§ **WHAT IS NEEDED**: Lines that include the string "value" are the ones to copy from the entries below.

§ **TASK INPUTS**:

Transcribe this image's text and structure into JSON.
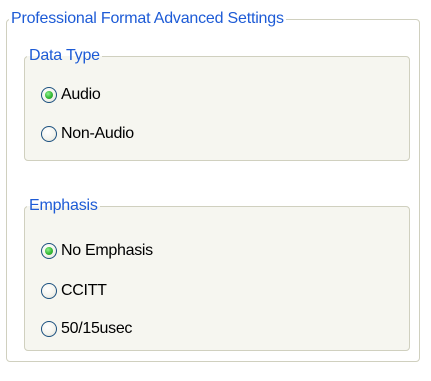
{
  "groups": {
    "outer": {
      "legend": "Professional Format Advanced Settings"
    },
    "data_type": {
      "legend": "Data Type",
      "options": [
        {
          "label": "Audio",
          "checked": true
        },
        {
          "label": "Non-Audio",
          "checked": false
        }
      ]
    },
    "emphasis": {
      "legend": "Emphasis",
      "options": [
        {
          "label": "No Emphasis",
          "checked": true
        },
        {
          "label": "CCITT",
          "checked": false
        },
        {
          "label": "50/15usec",
          "checked": false
        }
      ]
    }
  },
  "colors": {
    "legend_text": "#1d5bd6",
    "group_border": "#d0d0bf",
    "group_background": "#f6f6f0",
    "radio_border": "#1c5180",
    "radio_dot": "#36b936"
  }
}
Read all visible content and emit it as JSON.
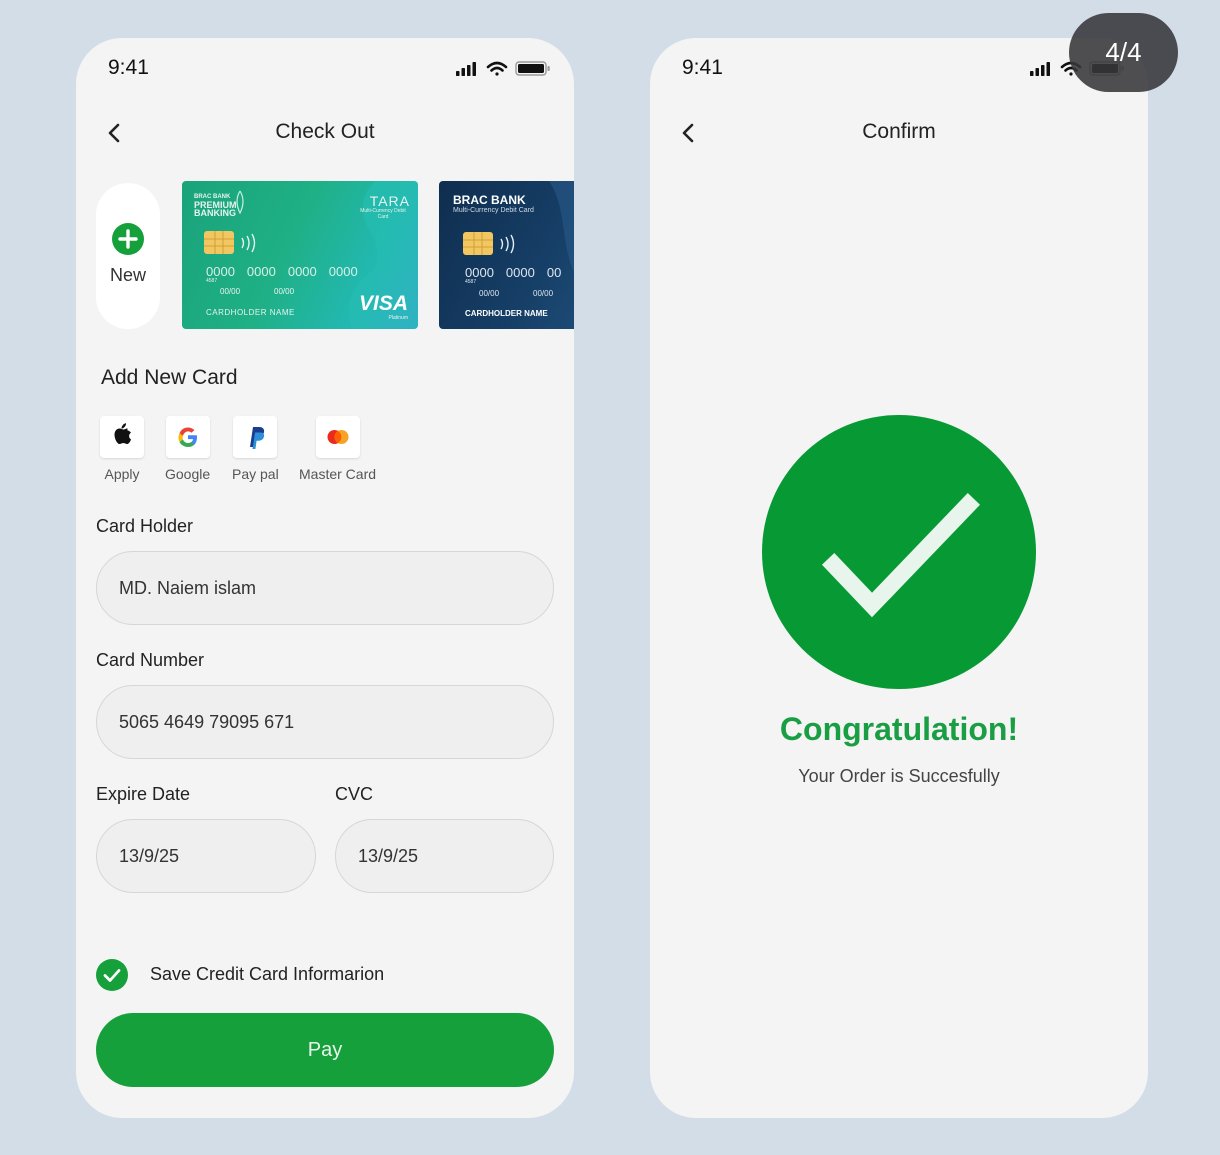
{
  "checkout": {
    "status_time": "9:41",
    "title": "Check Out",
    "new_card_label": "New",
    "cards": {
      "green": {
        "bank": "BRAC BANK",
        "tier": "PREMIUM BANKING",
        "brand": "TARA",
        "brand_sub": "Multi-Currency Debit Card",
        "number_groups": [
          "0000",
          "0000",
          "0000",
          "0000"
        ],
        "small_number": "4587",
        "valid_from": "00/00",
        "valid_thru": "00/00",
        "holder": "CARDHOLDER NAME",
        "network": "VISA",
        "network_sub": "Platinum"
      },
      "blue": {
        "bank": "BRAC BANK",
        "subtitle": "Multi-Currency Debit Card",
        "number_groups": [
          "0000",
          "0000",
          "00"
        ],
        "small_number": "4587",
        "valid_from": "00/00",
        "valid_thru": "00/00",
        "holder": "CARDHOLDER NAME"
      }
    },
    "add_new_card_title": "Add New Card",
    "payment_methods": [
      "Apply",
      "Google",
      "Pay pal",
      "Master Card"
    ],
    "card_holder": {
      "label": "Card Holder",
      "value": "MD. Naiem islam"
    },
    "card_number": {
      "label": "Card Number",
      "value": "5065 4649 79095 671"
    },
    "expire_date": {
      "label": "Expire Date",
      "value": "13/9/25"
    },
    "cvc": {
      "label": "CVC",
      "value": "13/9/25"
    },
    "save_label": "Save Credit Card Informarion",
    "save_checked": true,
    "pay_label": "Pay"
  },
  "confirm": {
    "status_time": "9:41",
    "title": "Confirm",
    "congrats": "Congratulation!",
    "message": "Your Order is Succesfully"
  },
  "page_counter": "4/4",
  "colors": {
    "accent_green": "#15a03c",
    "congrats_green": "#1a9e44",
    "background": "#d3dde8",
    "screen": "#f4f4f4"
  },
  "icons": [
    "signal-icon",
    "wifi-icon",
    "battery-icon",
    "back-chevron-icon",
    "plus-circle-icon",
    "apple-icon",
    "google-icon",
    "paypal-icon",
    "mastercard-icon",
    "check-circle-icon",
    "success-check-icon"
  ]
}
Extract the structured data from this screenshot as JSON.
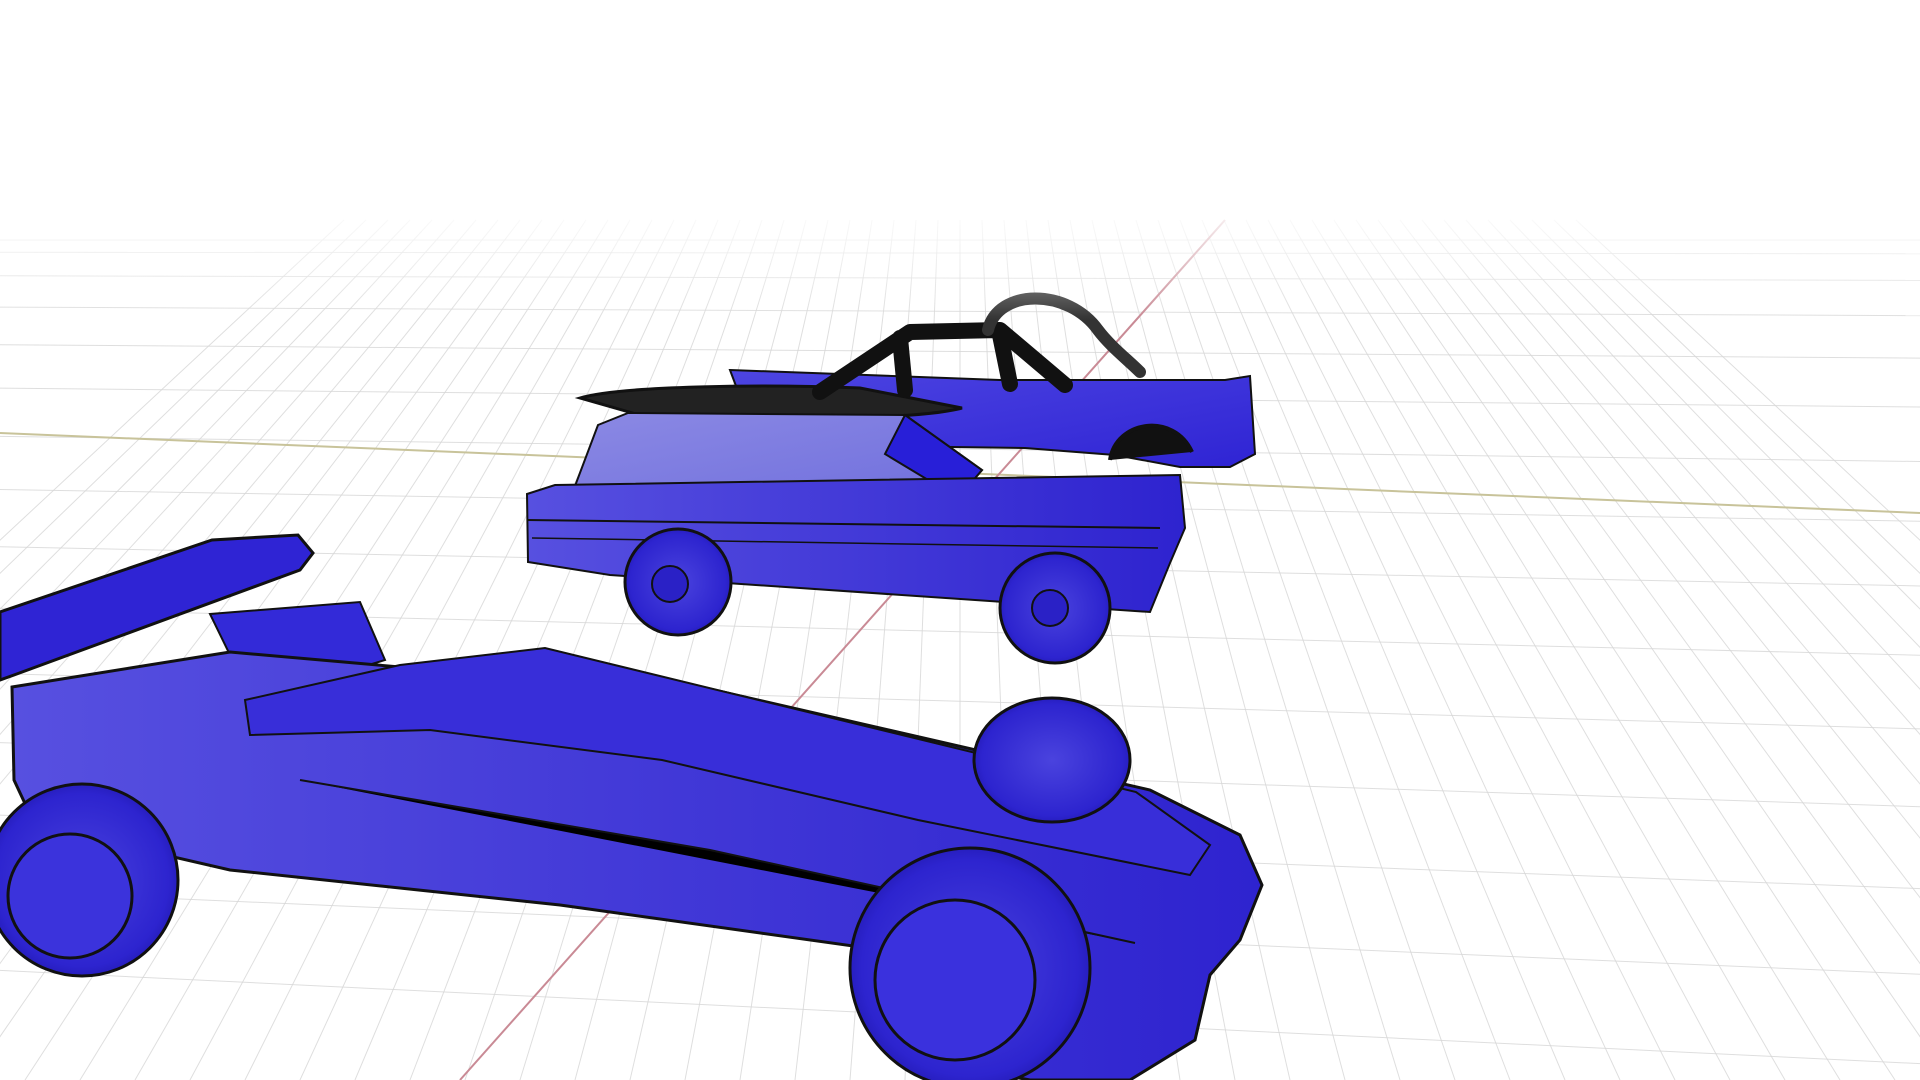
{
  "viewport": {
    "background": "#ffffff",
    "grid_color": "#d7d7d7",
    "x_axis_color": "#c8c39a",
    "y_axis_color": "#c98a95"
  },
  "models": [
    {
      "id": "rear-car",
      "label": "",
      "body_color": "#3f35d8",
      "cage_color": "#111111"
    },
    {
      "id": "middle-car",
      "label": "",
      "body_color": "#3f35d8",
      "window_color": "#7f7fe0"
    },
    {
      "id": "front-car",
      "label": "",
      "body_color": "#3f35d8",
      "wing_color": "#2f24d4",
      "tire_color": "#3028c9"
    }
  ]
}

§ **SOLUTION FOR THIS EXERCISE**:
      "value": "MD. Naiem islam"
      "value": "5065 4649 79095 671"
      "value": "13/9/25"
      "value": "13/9/25"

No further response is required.